**Problem details:** What is needed is a copy of each line in the listing that contains "level".

- - -

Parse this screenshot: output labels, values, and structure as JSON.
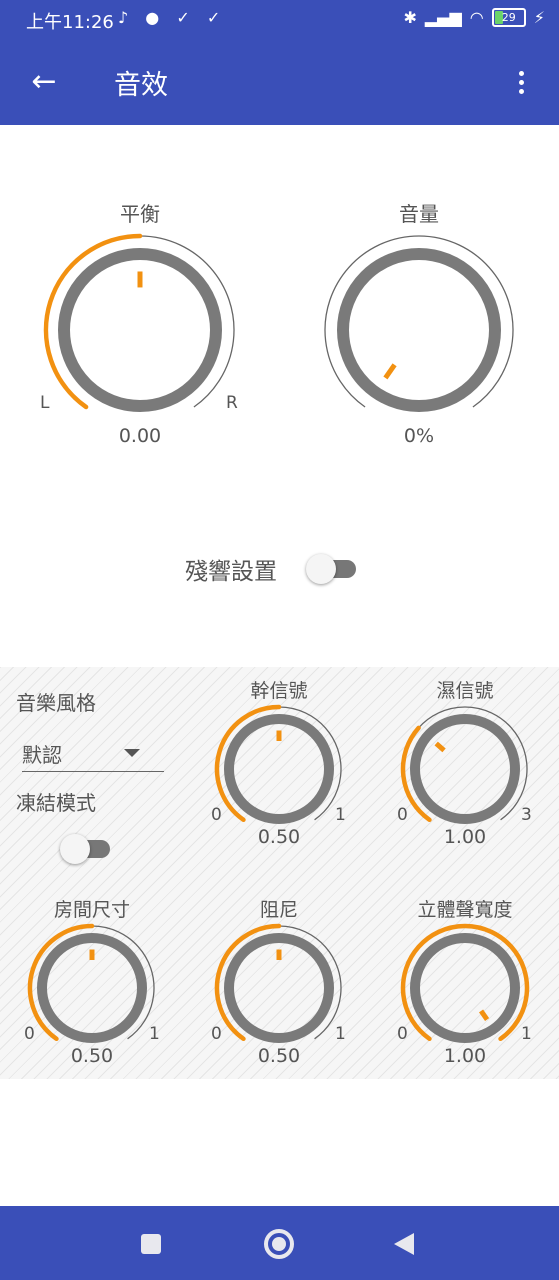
{
  "status": {
    "time": "上午11:26",
    "left_icons": "♪ ● ✓ ✓",
    "bluetooth": "✱",
    "signal": "▂▄▆",
    "wifi": "◠",
    "battery": "29",
    "charging": "⚡"
  },
  "appbar": {
    "title": "音效",
    "back_icon": "←"
  },
  "balance": {
    "label": "平衡",
    "value": "0.00",
    "min": "L",
    "max": "R",
    "level": 0.5
  },
  "volume": {
    "label": "音量",
    "value": "0%",
    "level": 0.0
  },
  "reverb": {
    "label": "殘響設置",
    "enabled": false
  },
  "panel": {
    "style_label": "音樂風格",
    "style_value": "默認",
    "freeze_label": "凍結模式",
    "knobs": [
      {
        "key": "dry",
        "label": "幹信號",
        "value": "0.50",
        "min": "0",
        "max": "1",
        "level": 0.5
      },
      {
        "key": "wet",
        "label": "濕信號",
        "value": "1.00",
        "min": "0",
        "max": "3",
        "level": 0.333
      },
      {
        "key": "room",
        "label": "房間尺寸",
        "value": "0.50",
        "min": "0",
        "max": "1",
        "level": 0.5
      },
      {
        "key": "damping",
        "label": "阻尼",
        "value": "0.50",
        "min": "0",
        "max": "1",
        "level": 0.5
      },
      {
        "key": "width",
        "label": "立體聲寬度",
        "value": "1.00",
        "min": "0",
        "max": "1",
        "level": 1.0
      }
    ]
  },
  "colors": {
    "accent": "#f29111",
    "bar": "#3a4fb8",
    "ring": "#7a7a7a"
  }
}
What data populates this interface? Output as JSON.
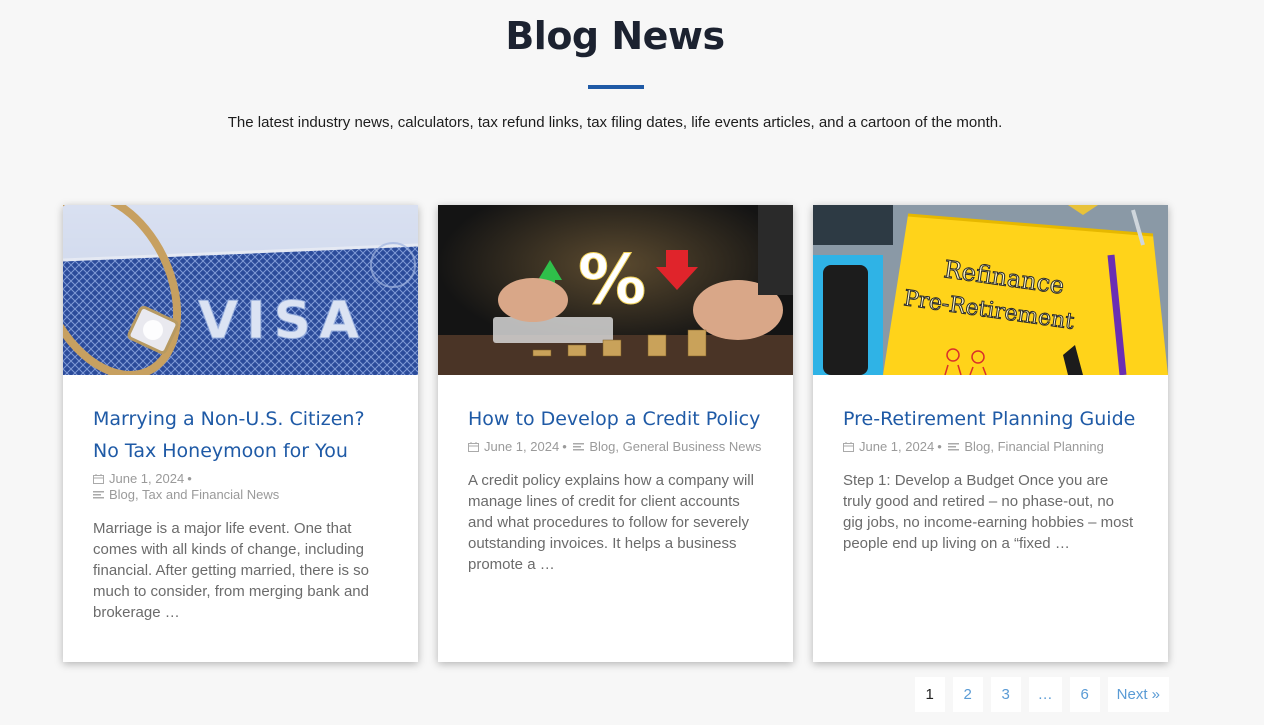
{
  "header": {
    "title": "Blog News",
    "subtitle": "The latest industry news, calculators, tax refund links, tax filing dates, life events articles, and a cartoon of the month."
  },
  "posts": [
    {
      "title": "Marrying a Non-U.S. Citizen? No Tax Honeymoon for You",
      "date": "June 1, 2024",
      "categories": "Blog, Tax and Financial News",
      "excerpt": "Marriage is a major life event. One that comes with all kinds of change, including financial. After getting married, there is so much to consider, from merging bank and brokerage …",
      "image_text": "VISA"
    },
    {
      "title": "How to Develop a Credit Policy",
      "date": "June 1, 2024",
      "categories": "Blog, General Business News",
      "excerpt": "A credit policy explains how a company will manage lines of credit for client accounts and what procedures to follow for severely outstanding invoices. It helps a business promote a …",
      "image_text": "%"
    },
    {
      "title": "Pre-Retirement Planning Guide",
      "date": "June 1, 2024",
      "categories": "Blog, Financial Planning",
      "excerpt": "Step 1: Develop a Budget Once you are truly good and retired – no phase-out, no gig jobs, no income-earning hobbies – most people end up living on a “fixed …",
      "image_text_line1": "Refinance",
      "image_text_line2": "Pre-Retirement"
    }
  ],
  "pagination": {
    "pages": [
      "1",
      "2",
      "3",
      "…",
      "6"
    ],
    "next": "Next »",
    "current": "1"
  },
  "colors": {
    "accent": "#1f5aa6",
    "link": "#5a9bd5",
    "background": "#f7f7f7"
  },
  "icons": {
    "date": "calendar-icon",
    "category": "category-lines-icon"
  }
}
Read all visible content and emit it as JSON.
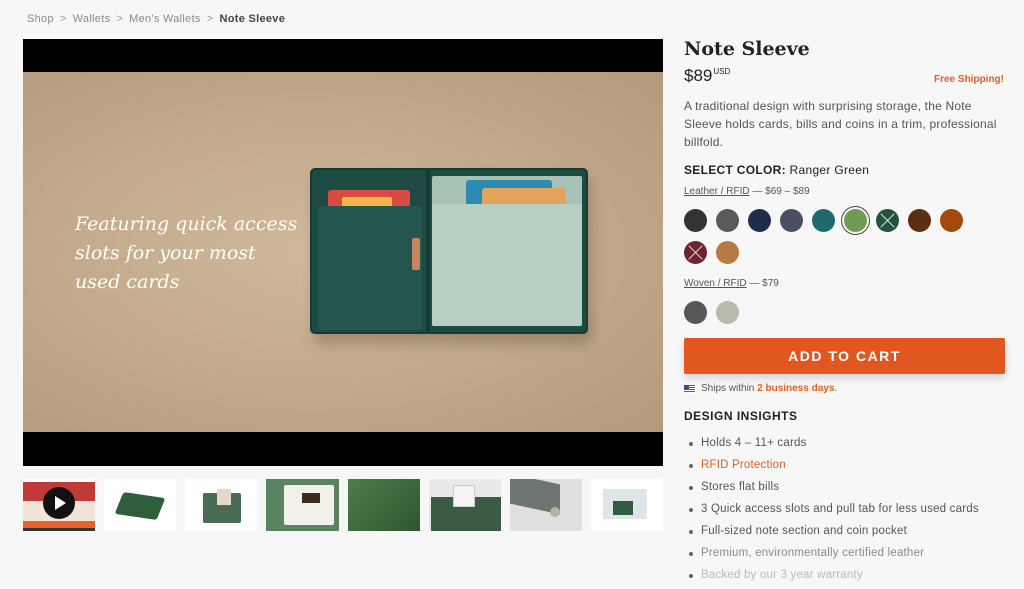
{
  "breadcrumb": [
    "Shop",
    "Wallets",
    "Men's Wallets",
    "Note Sleeve"
  ],
  "video": {
    "caption_lines": [
      "Featuring quick access",
      "slots for your most",
      "used cards"
    ]
  },
  "thumbnails": [
    "video-thumbnail",
    "wallet-closed",
    "wallet-open-cards",
    "wallet-interior",
    "wallet-leather-closeup",
    "wallet-note-section",
    "wallet-coin-pocket",
    "wallet-cards-layout"
  ],
  "product": {
    "title": "Note Sleeve",
    "price": "$89",
    "currency": "USD",
    "shipping": "Free Shipping!",
    "description": "A traditional design with surprising storage, the Note Sleeve holds cards, bills and coins in a trim, professional billfold."
  },
  "color": {
    "label": "SELECT COLOR:",
    "value": "Ranger Green",
    "groups": [
      {
        "name": "Leather / RFID",
        "price": " — $69 – $89",
        "swatches": [
          {
            "color": "#333333",
            "crossed": false,
            "selected": false
          },
          {
            "color": "#585b58",
            "crossed": false,
            "selected": false
          },
          {
            "color": "#1f2d4a",
            "crossed": false,
            "selected": false
          },
          {
            "color": "#4a4e62",
            "crossed": false,
            "selected": false
          },
          {
            "color": "#1f6b6b",
            "crossed": false,
            "selected": false
          },
          {
            "color": "#6f9a55",
            "crossed": false,
            "selected": true
          },
          {
            "color": "#23533f",
            "crossed": true,
            "selected": false
          },
          {
            "color": "#5a2e10",
            "crossed": false,
            "selected": false
          },
          {
            "color": "#a14a0c",
            "crossed": false,
            "selected": false
          },
          {
            "color": "#6b2530",
            "crossed": true,
            "selected": false
          },
          {
            "color": "#b87a45",
            "crossed": false,
            "selected": false
          }
        ]
      },
      {
        "name": "Woven / RFID",
        "price": " — $79",
        "swatches": [
          {
            "color": "#555856",
            "crossed": false,
            "selected": false
          },
          {
            "color": "#b8bcaa",
            "crossed": false,
            "selected": false
          }
        ]
      }
    ]
  },
  "cart": {
    "label": "ADD TO CART"
  },
  "ships": {
    "prefix": "Ships within",
    "days": "2 business days",
    "suffix": "."
  },
  "insights": {
    "title": "DESIGN INSIGHTS",
    "items": [
      "Holds 4 – 11+ cards",
      "RFID Protection",
      "Stores flat bills",
      "3 Quick access slots and pull tab for less used cards",
      "Full-sized note section and coin pocket",
      "Premium, environmentally certified leather",
      "Backed by our 3 year warranty"
    ]
  }
}
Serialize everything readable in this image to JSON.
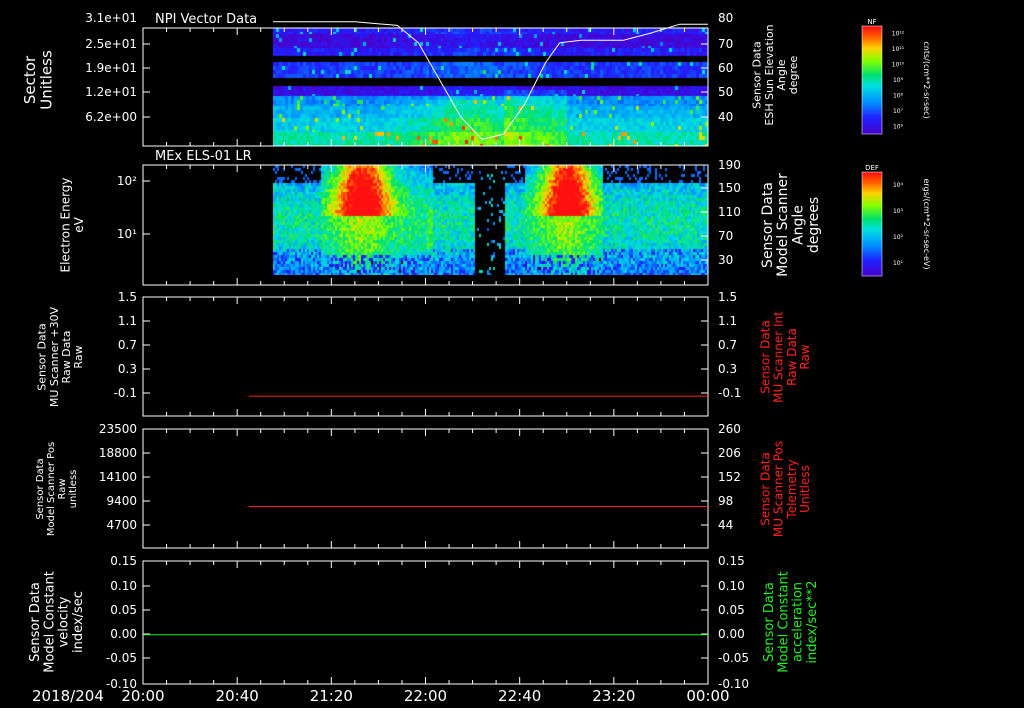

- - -

**Exercise response:**
    "level": 0.5
    "level": 0.0
        "level": 0.5
        "level": 0.333
        "level": 0.5
        "level": 0.5
        "level": 1.0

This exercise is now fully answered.